This is an online calculator to find the focal length of a lens. Just enter the object size, image size, and object distance to get the magnification, angle of view, and focal length value.

Object Size in Millimetre mmImage Size in Millimetre mmObject Distance in Millimetre mmCalculate Reset

- Magnification
- Focal Length of the Lensmm
- Effective Focal Lengthmm
- Angle of ViewDegrees

**Thin Lens **are those lenses whose thickness can be neglected when compared to the lengths of the radii of curvature of its two refracting surfaces, and to the distances of the objects and images from it.

**Focal Length **of a thin lens is the distance from the center of the lens to the principal focus of the lens.

Image formation in a lens takes place by the refraction of light at its two bounding surfaces. Each surface of the lens acts as an image-forming component and contributes to the final image formed by the lens.

Consider a thin convex lens XY with an optical center at C. Let the refractive index of the lens **µ**_{2} and that of the surrounding medium be **µ**_{1}. The centers of curvature of the two refracting surfaces of the lens are C_{1} and C_{2} and let the corresponding radii of curvature be R_{1} and R_{2} respectively. Consider a point object 'O' placed on the principal axis of the lens.

A ray of light OA strikes the first surface at A and is refracted in the direction 'BI_{1}'. This ray is further refracted by the second surface in the direction of 'BI' and meets the ray which passes undeviated through the principal axis at 'I'. So, the final image is formed at 'I' after the refraction by the two surfaces of the lens.

Considering the refraction at the spherical surfaces we can derive an equation for the image formation. The basic concept is that the image formed by the first refracting surface acts as a virtual object for the second refracting surface. By applying the Gauss Formula which is a geometrical method to describe the behavior of light, we can write,

The first surface XAY forms a real point-image I_{1}. So in the above equation, v can be replaced by v_{1} and R by R_{1}. Using sign convention, the distances measured to the left of the principal axis is negative.
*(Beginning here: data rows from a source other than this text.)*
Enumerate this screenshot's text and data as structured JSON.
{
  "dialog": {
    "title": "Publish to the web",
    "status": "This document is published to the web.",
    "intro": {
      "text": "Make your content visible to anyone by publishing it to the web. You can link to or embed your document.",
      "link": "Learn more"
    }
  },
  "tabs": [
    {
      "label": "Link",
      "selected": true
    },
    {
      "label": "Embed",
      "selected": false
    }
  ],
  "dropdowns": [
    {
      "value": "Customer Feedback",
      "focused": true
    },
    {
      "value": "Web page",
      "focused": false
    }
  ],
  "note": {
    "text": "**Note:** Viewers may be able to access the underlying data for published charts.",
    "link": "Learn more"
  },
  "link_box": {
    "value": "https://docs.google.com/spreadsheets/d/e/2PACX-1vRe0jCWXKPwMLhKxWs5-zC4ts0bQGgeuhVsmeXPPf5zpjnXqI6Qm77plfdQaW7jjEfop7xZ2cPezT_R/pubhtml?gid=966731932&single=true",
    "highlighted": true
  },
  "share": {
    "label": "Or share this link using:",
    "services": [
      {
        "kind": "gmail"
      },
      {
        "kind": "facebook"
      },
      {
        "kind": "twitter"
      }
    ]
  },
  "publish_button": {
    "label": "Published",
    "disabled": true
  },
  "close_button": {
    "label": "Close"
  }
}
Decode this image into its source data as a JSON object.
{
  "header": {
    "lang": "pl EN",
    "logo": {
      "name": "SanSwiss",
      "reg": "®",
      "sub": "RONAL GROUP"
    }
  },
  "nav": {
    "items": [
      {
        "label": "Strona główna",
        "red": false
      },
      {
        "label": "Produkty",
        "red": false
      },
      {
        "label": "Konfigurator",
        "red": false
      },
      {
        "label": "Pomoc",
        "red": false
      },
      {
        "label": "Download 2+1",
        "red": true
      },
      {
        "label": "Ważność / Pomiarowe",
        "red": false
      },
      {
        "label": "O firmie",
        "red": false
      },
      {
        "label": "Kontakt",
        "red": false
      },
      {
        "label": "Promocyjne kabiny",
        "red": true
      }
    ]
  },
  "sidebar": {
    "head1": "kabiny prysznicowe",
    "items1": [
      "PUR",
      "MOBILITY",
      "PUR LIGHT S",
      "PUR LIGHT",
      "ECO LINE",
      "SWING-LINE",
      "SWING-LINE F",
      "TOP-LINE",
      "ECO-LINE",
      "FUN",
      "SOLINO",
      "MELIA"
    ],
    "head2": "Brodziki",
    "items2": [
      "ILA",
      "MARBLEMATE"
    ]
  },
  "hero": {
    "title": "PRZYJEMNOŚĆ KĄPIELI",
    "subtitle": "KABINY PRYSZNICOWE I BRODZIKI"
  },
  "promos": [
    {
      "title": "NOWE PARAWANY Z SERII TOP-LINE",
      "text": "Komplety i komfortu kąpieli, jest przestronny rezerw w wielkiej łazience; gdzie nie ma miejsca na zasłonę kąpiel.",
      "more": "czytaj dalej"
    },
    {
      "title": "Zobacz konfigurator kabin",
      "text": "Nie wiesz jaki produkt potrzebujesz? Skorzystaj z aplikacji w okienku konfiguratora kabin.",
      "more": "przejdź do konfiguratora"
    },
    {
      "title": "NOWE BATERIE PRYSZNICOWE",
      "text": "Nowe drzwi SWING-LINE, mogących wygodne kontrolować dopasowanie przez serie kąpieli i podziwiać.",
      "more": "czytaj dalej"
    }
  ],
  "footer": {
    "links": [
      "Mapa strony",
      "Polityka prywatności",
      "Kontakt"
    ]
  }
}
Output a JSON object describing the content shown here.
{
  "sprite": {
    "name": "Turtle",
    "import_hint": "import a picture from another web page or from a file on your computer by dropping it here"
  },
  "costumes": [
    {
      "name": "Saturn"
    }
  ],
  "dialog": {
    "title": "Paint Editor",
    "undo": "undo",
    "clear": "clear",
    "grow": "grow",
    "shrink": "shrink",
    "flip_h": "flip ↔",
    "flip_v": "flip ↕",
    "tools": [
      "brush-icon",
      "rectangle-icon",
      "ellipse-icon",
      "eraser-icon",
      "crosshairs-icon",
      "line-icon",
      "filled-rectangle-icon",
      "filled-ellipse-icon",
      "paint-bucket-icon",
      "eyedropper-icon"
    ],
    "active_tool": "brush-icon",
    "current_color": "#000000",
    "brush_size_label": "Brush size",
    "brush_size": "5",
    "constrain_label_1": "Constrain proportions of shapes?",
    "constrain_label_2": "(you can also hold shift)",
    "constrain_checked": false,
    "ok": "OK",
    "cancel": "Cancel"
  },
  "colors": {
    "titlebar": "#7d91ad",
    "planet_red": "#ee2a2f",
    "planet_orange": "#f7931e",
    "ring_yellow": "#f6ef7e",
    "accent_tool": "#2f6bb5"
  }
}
So, here u is negative and the above equation can be rewritten as,

From the figure, the light leaving the first surface would form an image I_{1} if the second surface was absent. With the second surface, I_{1} becomes a virtual object for the second surface and it forms an image at I, which is the final image. The equation for the final image formation can be written using the Gauss formula. Here we take u = v and R = R_{2}, thus we get,

Applying the sign convention, we get

Adding (1) and (2), and simplifying we get,

Taking the surrounding medium as air, µ_{1}=1 and also taking the refractive index of the lens as µ, we get,

If we consider the object at infinity, the image will be formed at the principal focus of the lens. So put u=∞ and v=f in the above equation and can be rewritten as,

This equation is known as the **Lens Maker’s Formula**.

Comparing equations (3) and (4), we get,

This equation is the **Gauss’ Formula** for a lens.

Lenses are used to form a magnified image of an object. Magnification is defined as,

where h_{1} and h_{2} are the object height and image height respectively.

By referring to figure 2, we take the refractive indices on either side of the lens as the same, then we have,

So comparing (6) and (7), we get,

Substituting this value of v in equation (5) and simplifying, we get,

In the case of a thin lens, where the lens-to-object distance is comparable to the focal length, we need to take into account the magnification factor, so we can write the effective focal length as,

**Angle of View **is the angular measure of how much of the area can be captured by the lens. It is defined in terms of the image size and the effective focal length,